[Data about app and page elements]
========================

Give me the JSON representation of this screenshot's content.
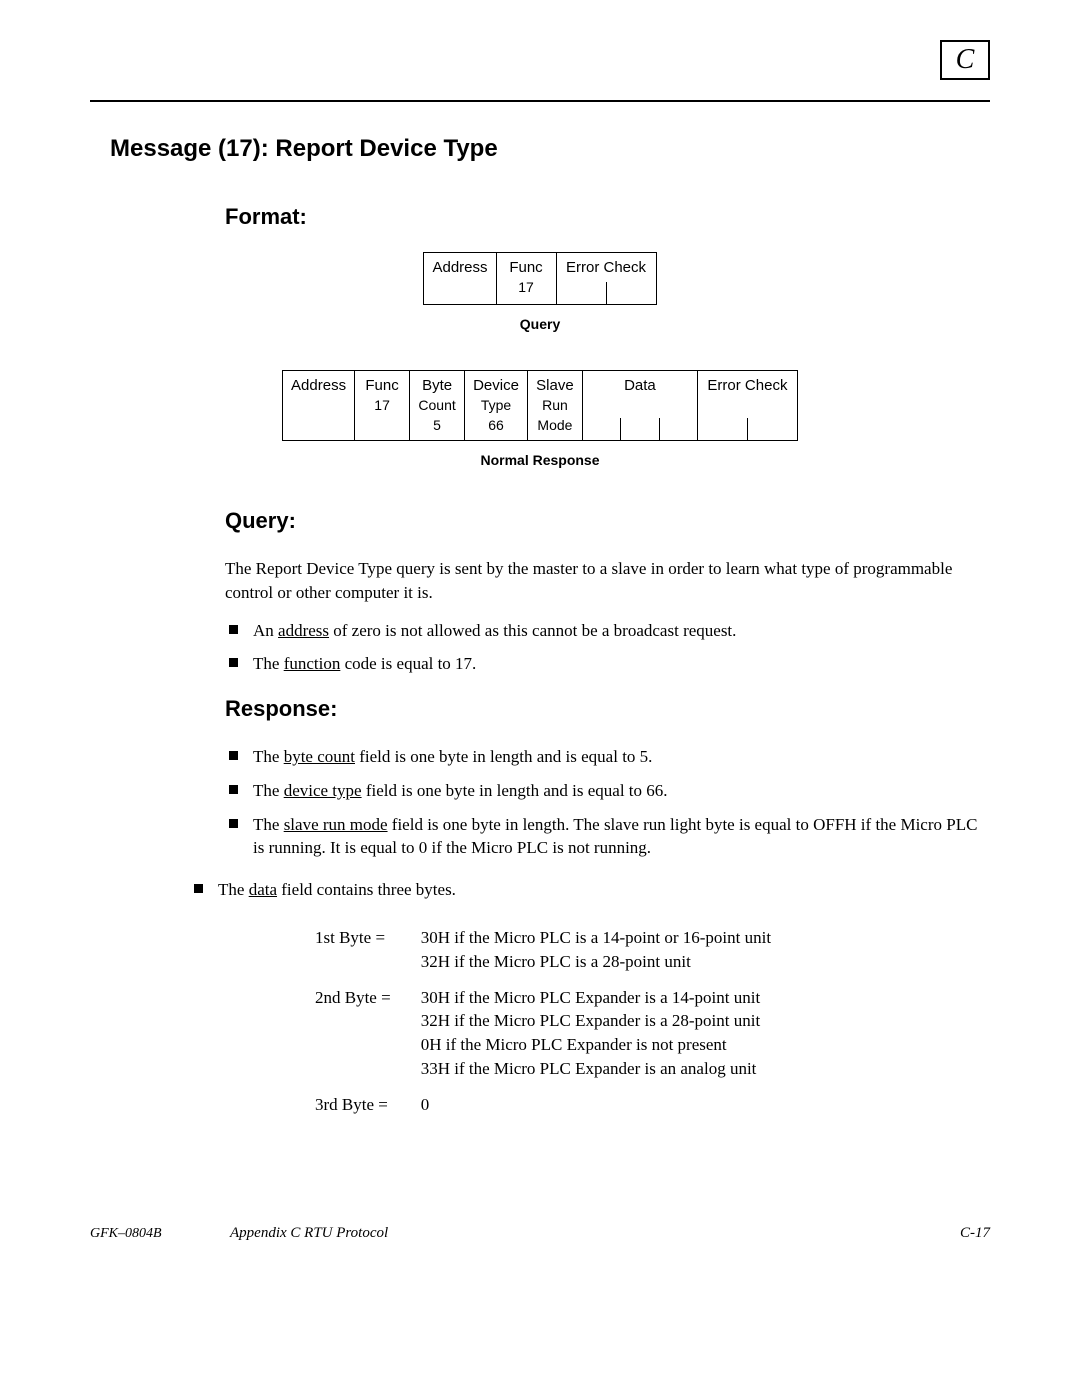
{
  "corner_label": "C",
  "title": "Message  (17): Report Device Type",
  "format_heading": "Format:",
  "query_packet": {
    "address": "Address",
    "func_line1": "Func",
    "func_line2": "17",
    "errchk": "Error Check"
  },
  "query_caption": "Query",
  "response_packet": {
    "address": "Address",
    "func_line1": "Func",
    "func_line2": "17",
    "bytecount_line1": "Byte",
    "bytecount_line2": "Count",
    "bytecount_line3": "5",
    "devtype_line1": "Device",
    "devtype_line2": "Type",
    "devtype_line3": "66",
    "slave_line1": "Slave",
    "slave_line2": "Run",
    "slave_line3": "Mode",
    "data": "Data",
    "errchk": "Error Check"
  },
  "response_caption": "Normal Response",
  "query_heading": "Query:",
  "query_para": "The Report Device Type query is sent by the master to a slave in order to learn what type of programmable control or other computer it is.",
  "query_bullets": {
    "b1_pre": "An ",
    "b1_u": "address",
    "b1_post": " of zero is not allowed as this cannot be  a broadcast request.",
    "b2_pre": "The ",
    "b2_u": "function",
    "b2_post": " code is equal to 17."
  },
  "response_heading": "Response:",
  "response_bullets": {
    "b1_pre": "The ",
    "b1_u": "byte count",
    "b1_post": " field is one byte in length and is equal to 5.",
    "b2_pre": "The ",
    "b2_u": "device type",
    "b2_post": " field is one byte in length and is equal to 66.",
    "b3_pre": "The ",
    "b3_u": "slave run mode",
    "b3_post": " field is one byte in length.  The slave run light byte is equal to OFFH if the Micro PLC is running.  It is equal to 0 if the Micro PLC is not running.",
    "b4_pre": "The ",
    "b4_u": "data",
    "b4_post": " field contains three bytes."
  },
  "bytes": {
    "row1_label": "1st Byte  =",
    "row1_text_l1": "30H if the Micro PLC is a 14-point or 16-point unit",
    "row1_text_l2": "32H if the Micro PLC is a 28-point unit",
    "row2_label": "2nd Byte  =",
    "row2_text_l1": "30H if the Micro PLC Expander is a 14-point unit",
    "row2_text_l2": "32H if the Micro PLC Expander is a 28-point unit",
    "row2_text_l3": "0H if the Micro PLC Expander is not present",
    "row2_text_l4": "33H if the Micro PLC Expander is an analog unit",
    "row3_label": "3rd Byte  =",
    "row3_text": "0"
  },
  "footer": {
    "left": "GFK–0804B",
    "center": "Appendix C  RTU Protocol",
    "right": "C-17"
  }
}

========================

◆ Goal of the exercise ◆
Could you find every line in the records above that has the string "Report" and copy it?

◆ Output for this task ◆
  "title": "Message  (17): Report Device Type",
  "query_para": "The Report Device Type query is sent by the master to a slave in order to learn what type of programmable control or other computer it is.",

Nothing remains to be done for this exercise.